Search the entries below for the word "this" and copy every line where it appears.

[Dataset rows describing interfaces]
================

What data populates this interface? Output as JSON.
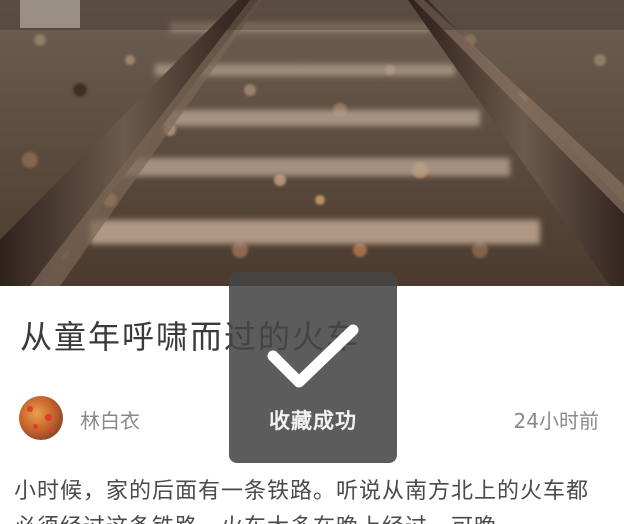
{
  "article": {
    "title": "从童年呼啸而过的火车",
    "author": "林白衣",
    "time_ago": "24小时前",
    "body": "小时候，家的后面有一条铁路。听说从南方北上的火车都必须经过这条铁路，火车大多在晚上经过，可晚"
  },
  "toast": {
    "label": "收藏成功",
    "icon": "checkmark-icon"
  },
  "hero": {
    "icon": "railroad-tracks-photo"
  },
  "colors": {
    "title": "#3a3a3a",
    "meta": "#8a8a8a",
    "body": "#4a4a4a",
    "toast_bg": "#464646",
    "toast_text": "#f2f2f2"
  }
}
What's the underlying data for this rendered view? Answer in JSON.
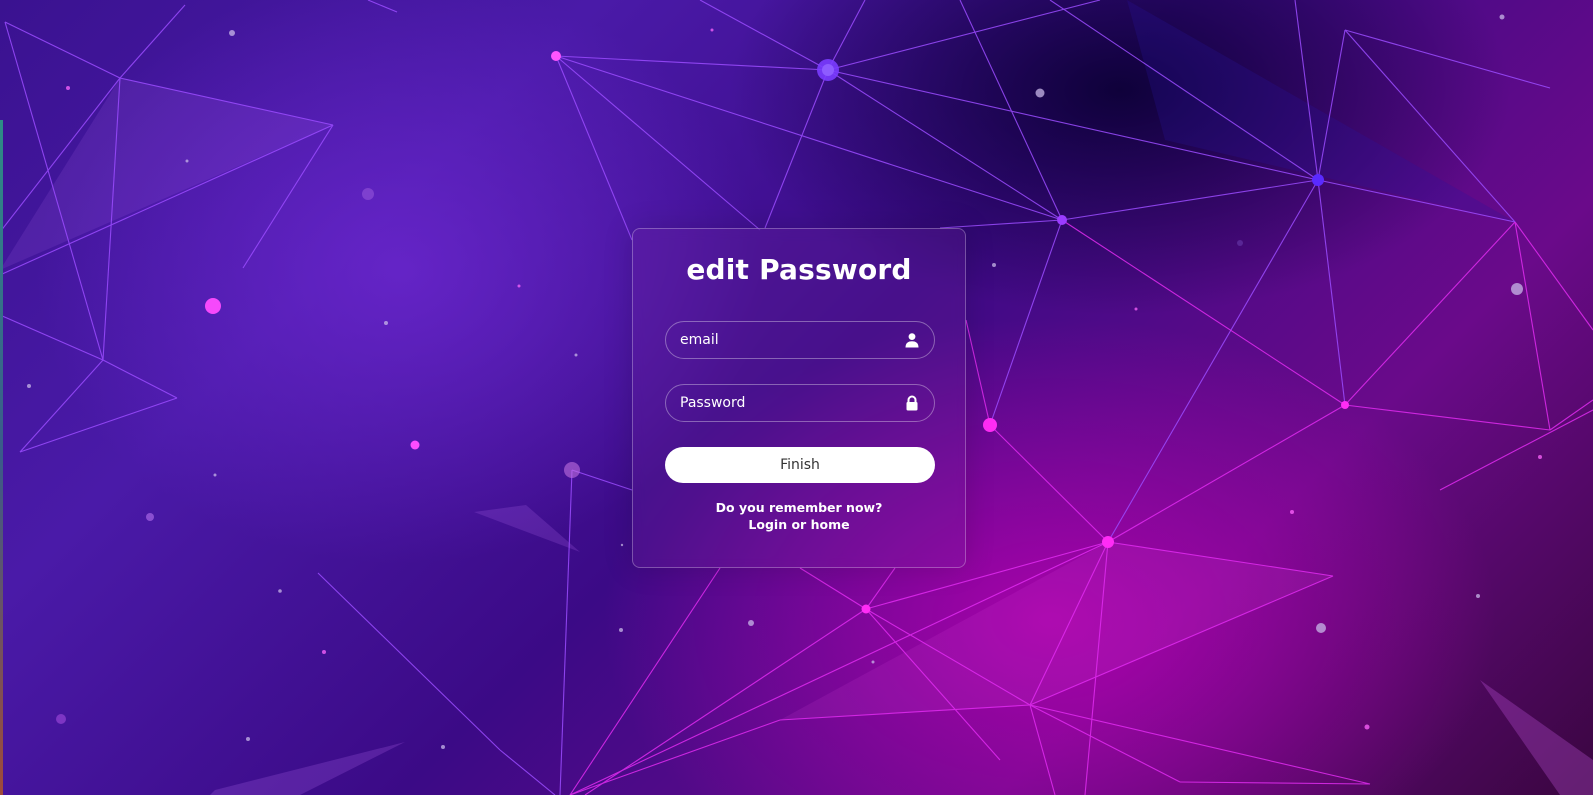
{
  "form": {
    "title": "edit Password",
    "email_placeholder": "email",
    "password_placeholder": "Password",
    "submit_label": "Finish",
    "remember_text": "Do you remember now?",
    "login_link": "Login",
    "or_text": "or",
    "home_link": "home"
  },
  "icons": {
    "email": "user-icon",
    "password": "lock-icon"
  },
  "colors": {
    "button_bg": "#ffffff",
    "text": "#ffffff",
    "accent_magenta": "#e02cf0",
    "accent_violet": "#5a22c8"
  }
}
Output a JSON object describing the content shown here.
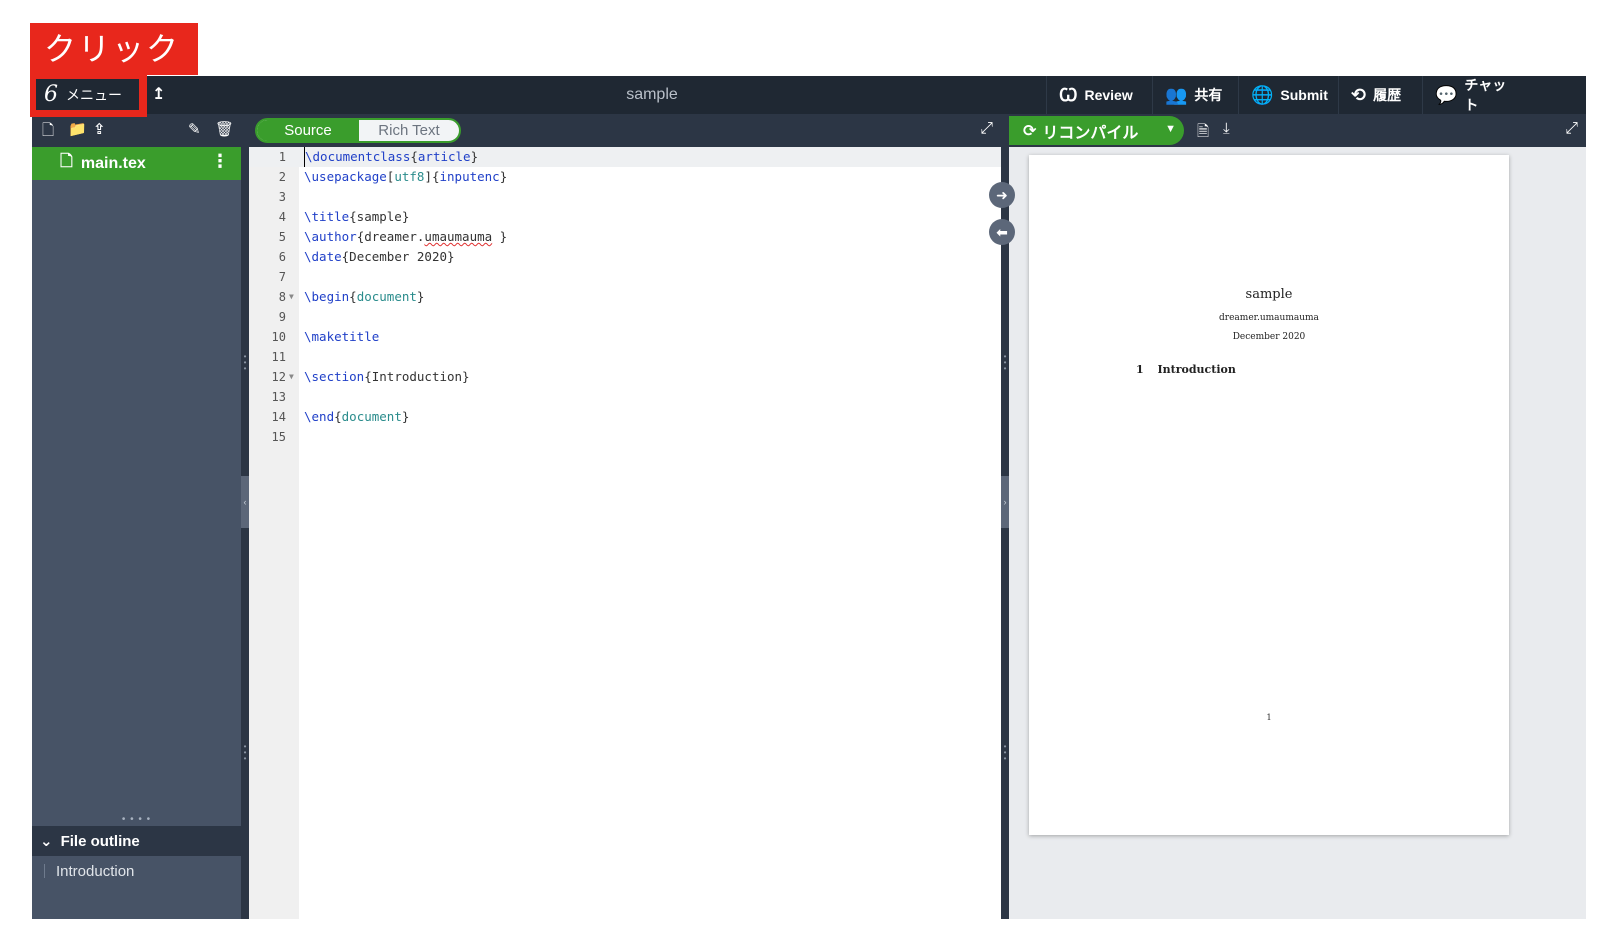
{
  "annotation": {
    "label": "クリック"
  },
  "toolbar": {
    "menu_label": "メニュー",
    "logo_glyph": "6",
    "up_icon": "↥",
    "project_title": "sample",
    "buttons": [
      {
        "name": "review",
        "icon": "review-icon",
        "glyph": "Ꞷ",
        "label": "Review"
      },
      {
        "name": "share",
        "icon": "users-icon",
        "glyph": "👥",
        "label": "共有"
      },
      {
        "name": "submit",
        "icon": "globe-icon",
        "glyph": "🌐",
        "label": "Submit"
      },
      {
        "name": "history",
        "icon": "history-icon",
        "glyph": "⟲",
        "label": "履歴"
      },
      {
        "name": "chat",
        "icon": "chat-icon",
        "glyph": "💬",
        "label": "チャット"
      }
    ]
  },
  "sidebar": {
    "toolbar_icons": [
      "new-file-icon",
      "new-folder-icon",
      "upload-icon",
      "rename-icon",
      "delete-icon"
    ],
    "files": [
      {
        "name": "main.tex",
        "selected": true
      }
    ],
    "outline": {
      "header": "File outline",
      "items": [
        "Introduction"
      ]
    }
  },
  "editor": {
    "mode_toggle": {
      "active": "Source",
      "inactive": "Rich Text"
    },
    "lines": [
      {
        "n": "1",
        "code": "\\documentclass{article}"
      },
      {
        "n": "2",
        "code": "\\usepackage[utf8]{inputenc}"
      },
      {
        "n": "3",
        "code": ""
      },
      {
        "n": "4",
        "code": "\\title{sample}"
      },
      {
        "n": "5",
        "code": "\\author{dreamer.umaumauma }"
      },
      {
        "n": "6",
        "code": "\\date{December 2020}"
      },
      {
        "n": "7",
        "code": ""
      },
      {
        "n": "8",
        "code": "\\begin{document}"
      },
      {
        "n": "9",
        "code": ""
      },
      {
        "n": "10",
        "code": "\\maketitle"
      },
      {
        "n": "11",
        "code": ""
      },
      {
        "n": "12",
        "code": "\\section{Introduction}"
      },
      {
        "n": "13",
        "code": ""
      },
      {
        "n": "14",
        "code": "\\end{document}"
      },
      {
        "n": "15",
        "code": ""
      }
    ]
  },
  "pdf": {
    "recompile_label": "リコンパイル",
    "page": {
      "title": "sample",
      "author": "dreamer.umaumauma",
      "date": "December 2020",
      "section_number": "1",
      "section_title": "Introduction",
      "page_number": "1"
    }
  },
  "colors": {
    "accent_green": "#3a9d2c",
    "toolbar_bg": "#1f2833",
    "sidebar_bg": "#475366",
    "annotation_red": "#e8271c"
  }
}
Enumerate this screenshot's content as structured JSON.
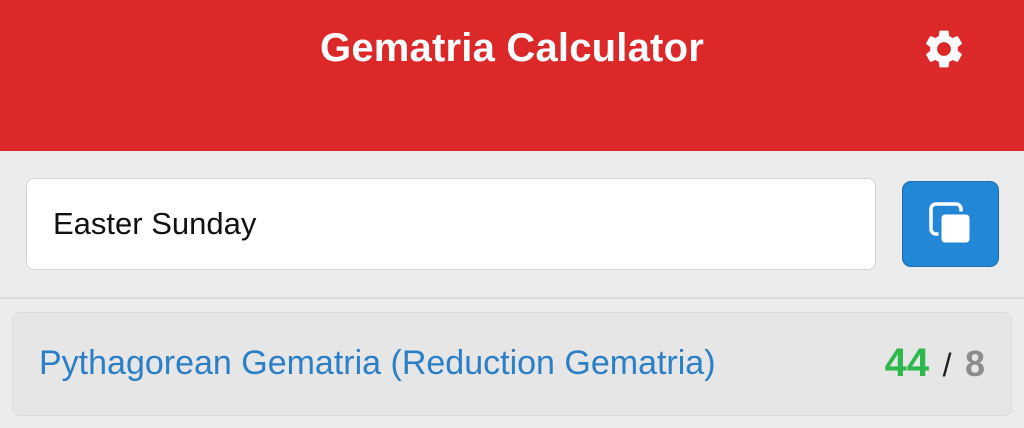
{
  "header": {
    "title": "Gematria Calculator",
    "icon": "gear-icon",
    "background_color": "#dc2829"
  },
  "input": {
    "value": "Easter Sunday",
    "copy_icon": "copy-icon",
    "copy_button_color": "#2287d6"
  },
  "results": [
    {
      "cipher_name": "Pythagorean Gematria (Reduction Gematria)",
      "value": "44",
      "separator": "/",
      "reduced_value": "8",
      "value_color": "#2db84b",
      "name_color": "#2a7fc6"
    }
  ]
}
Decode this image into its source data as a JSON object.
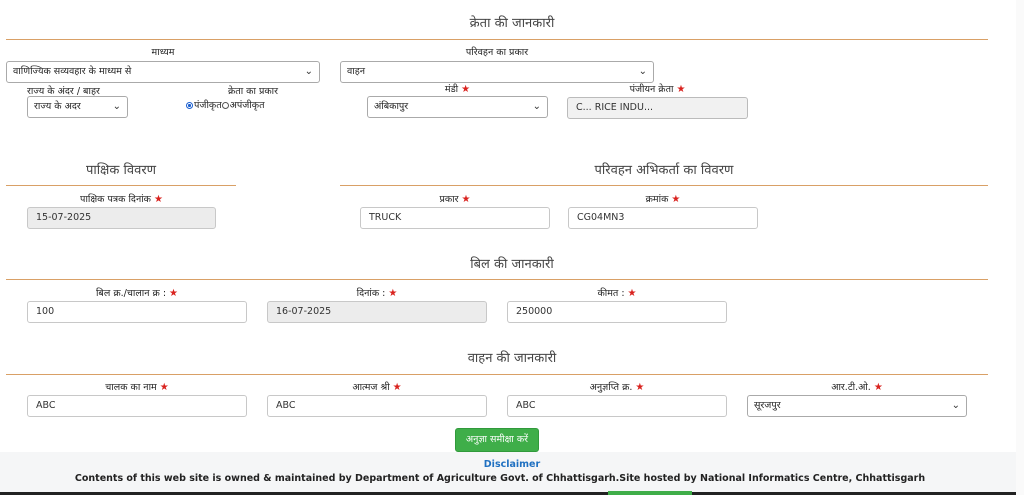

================

### Finished task
What data populates this interface? Output as JSON.
What's the underlying data for this rendered view? Answer in JSON.
Enumerate this screenshot's content as structured JSON.
Decode this image into its source data as a JSON object.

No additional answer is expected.